Residents stage Unitil protest
By Dan Magazu, email@example.com
SENTINEL & ENTERPRISE / BYRON SMITH
Linda Dube, left, and Muriel Healey, both of Fitchburg, brave the 30-degree weather to voice their opposition to Unitil across the street from Unitil headquarters on John Fitch Highway on Saturday.
FITCHBURG -- Lunenburg resident Lea McDonald still gets emotional when asked to recall the 12 days her family went without power following last December's ice storm.
"My husband is Mr. Christmas and we couldn't even put up a tree," McDonald said Saturday. "Talk about having your spirits broken. It was just awful."
McDonald and about 25 other residents braved freezing temperatures outside the offices of Unitil Corp. on John Fitch Highway in Fitchburg Saturday to protest the company's presence in the region on the one-year anniversary of last December's devastating ice storm.
"This is not just about the storm," said Lunenburg resident Cathy Clark, who organized the protest.
"People are fed up with paying enormous bills for poor service. We want to have a choice."
Lunenburg resident Mike Lazuka held signs during Saturday's protest along with his three children, Michaela, 12, Trinity, 9, and Noah, 7.
"We went two weeks without power," Lazuka said. "It was awful. But this is about more than the storm. This company charges absurd rates in an already economically depressed area. It hurts businesses and residents."
Michaela Lazuka said her family went through a difficult time during the power outages.
"It ruined Christmas," she said. "Our friends had to help us out."
Unitil has come under fire for its response to the storm, which left residents in Fitchburg, Lunenburg, Townsend, and Ashby without power for up to two weeks.
The state Department of Public Utilities issued a report last month chastising the company's performance and ordering them to undergo a management audit.
Gov. Deval Patrick also signed into law new legislation that increases the DPU's ability to sanction utility companies that don't adequately prepare for and respond to an emergency.
Several residents who attended Saturday's protest held signs urging the passage of a bill that would make it more feasible for communities to form their own municipal utility.
Lexington resident Patrick Mehr, a member of the Massachusetts Alliance for Municipal Electric Choice, has been fighting for passage of the bill since 2001.
Mehr said Saturday that a recent study showed that residents in the town of Littleton, which operates its own municipal utility, pay about $101 dollars for every 1,000 kilowatt-hours of energy, while residents served by Unitil pay around $187.
"This company's rates are enormous and they are not using the money to invest in the infrastructure," Mehr said. "They're using it to pad their pockets."
Clark said residents are still feeling the effects of the ice storm.
"I think the anger and disappointment with this company has grown since the storm," she said.

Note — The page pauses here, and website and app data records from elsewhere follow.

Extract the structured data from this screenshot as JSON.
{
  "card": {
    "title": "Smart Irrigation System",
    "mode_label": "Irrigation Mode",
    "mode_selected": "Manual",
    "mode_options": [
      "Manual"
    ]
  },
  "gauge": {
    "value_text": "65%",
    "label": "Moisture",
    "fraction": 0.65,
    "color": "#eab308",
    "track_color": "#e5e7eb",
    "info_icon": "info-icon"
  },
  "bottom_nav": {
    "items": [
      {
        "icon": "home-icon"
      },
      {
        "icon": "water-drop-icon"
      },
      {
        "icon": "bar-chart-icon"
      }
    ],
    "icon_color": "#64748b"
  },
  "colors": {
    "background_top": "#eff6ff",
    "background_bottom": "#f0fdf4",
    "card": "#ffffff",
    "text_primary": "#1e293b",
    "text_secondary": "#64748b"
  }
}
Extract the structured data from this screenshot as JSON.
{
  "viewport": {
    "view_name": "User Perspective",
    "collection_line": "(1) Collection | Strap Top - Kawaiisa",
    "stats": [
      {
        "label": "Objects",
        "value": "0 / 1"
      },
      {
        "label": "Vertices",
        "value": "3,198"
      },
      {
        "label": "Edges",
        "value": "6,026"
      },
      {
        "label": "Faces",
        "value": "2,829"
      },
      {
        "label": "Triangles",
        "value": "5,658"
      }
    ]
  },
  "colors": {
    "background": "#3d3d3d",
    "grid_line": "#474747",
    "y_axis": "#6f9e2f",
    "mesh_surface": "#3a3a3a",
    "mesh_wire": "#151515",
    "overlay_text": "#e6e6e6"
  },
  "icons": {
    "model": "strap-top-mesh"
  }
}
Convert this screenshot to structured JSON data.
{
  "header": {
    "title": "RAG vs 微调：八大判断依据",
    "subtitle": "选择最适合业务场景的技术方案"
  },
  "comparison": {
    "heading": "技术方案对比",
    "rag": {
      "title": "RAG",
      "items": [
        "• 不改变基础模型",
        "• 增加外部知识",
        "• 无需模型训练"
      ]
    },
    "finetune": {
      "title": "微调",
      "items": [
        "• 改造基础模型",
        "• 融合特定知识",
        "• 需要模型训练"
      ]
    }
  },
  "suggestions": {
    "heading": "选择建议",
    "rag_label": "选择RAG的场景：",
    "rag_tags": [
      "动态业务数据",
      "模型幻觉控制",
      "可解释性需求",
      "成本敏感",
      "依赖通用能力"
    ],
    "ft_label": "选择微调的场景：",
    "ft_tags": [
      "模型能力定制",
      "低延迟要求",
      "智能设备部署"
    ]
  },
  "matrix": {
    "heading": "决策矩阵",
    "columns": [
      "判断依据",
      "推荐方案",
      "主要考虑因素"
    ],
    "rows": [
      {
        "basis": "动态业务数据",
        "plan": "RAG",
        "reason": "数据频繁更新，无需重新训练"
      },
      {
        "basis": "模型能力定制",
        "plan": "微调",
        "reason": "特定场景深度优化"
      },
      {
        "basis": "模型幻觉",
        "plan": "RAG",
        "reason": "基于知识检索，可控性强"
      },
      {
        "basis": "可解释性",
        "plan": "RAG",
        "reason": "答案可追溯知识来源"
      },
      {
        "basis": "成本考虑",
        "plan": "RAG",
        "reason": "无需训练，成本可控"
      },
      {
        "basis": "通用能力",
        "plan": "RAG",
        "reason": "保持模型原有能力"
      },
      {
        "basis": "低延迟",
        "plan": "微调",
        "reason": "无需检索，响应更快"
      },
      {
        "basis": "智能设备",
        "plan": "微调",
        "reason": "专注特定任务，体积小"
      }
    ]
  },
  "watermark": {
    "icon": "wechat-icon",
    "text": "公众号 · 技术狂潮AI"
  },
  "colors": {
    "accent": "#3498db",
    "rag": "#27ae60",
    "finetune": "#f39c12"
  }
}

Lunenburg resident Jennifer Rahaim said Saturday that her family went without power for 15 days following the ice storm.
"I've just about had it with Unitil and that's why I'm out here today," Rahaim said. "We need to do something to get rid of this company."
Fitchburg resident Joan Mullahy said people's problems with Unitil go beyond the ice storm.
"They've had the highest rates and lousy service for years and years," Mullahy said. "Then they stick it in our face by handing out big bonuses to their executives while we suffer. It's like dealing with an absentee landlord."
Dennis Herrick drove down from New Hampshire to join in on Saturday's protest. Herrick has been a fierce critic of the company in the Granite State, and made headlines in October when he paid to have two planes fly over Unitil headquarters towing two banners. One banner read: "Bend over Unitil," and the other read: "Time for a good old NH spanking."
"I decided to come down today to support my friends here in Fitchburg," Herrick said.
Fitchburg City Councilors Kevin Starr and Marcus DiNatale and State Rep. Stephen DiNatale, D-Fitchburg, attended Saturday's protest. Fitchburg Mayor Lisa Wong was also expected to stop by during the afternoon.
"Last year's storm created a terrible burden for a lot of people in this city, but it also brought out the best in so many and made me really proud to be from Fitchburg," Starr said. "I have more positive memories than negative ones."
Clark said she was hoping for a better turnout during the rally.
She said the freezing temperatures and high winds likely caused a lot of people to stay home.
Unitil officials marked Saturday's anniversary by holding an emergency preparedness event with the Lunenburg Fire Department, according to Spokesperson Carol Valianti.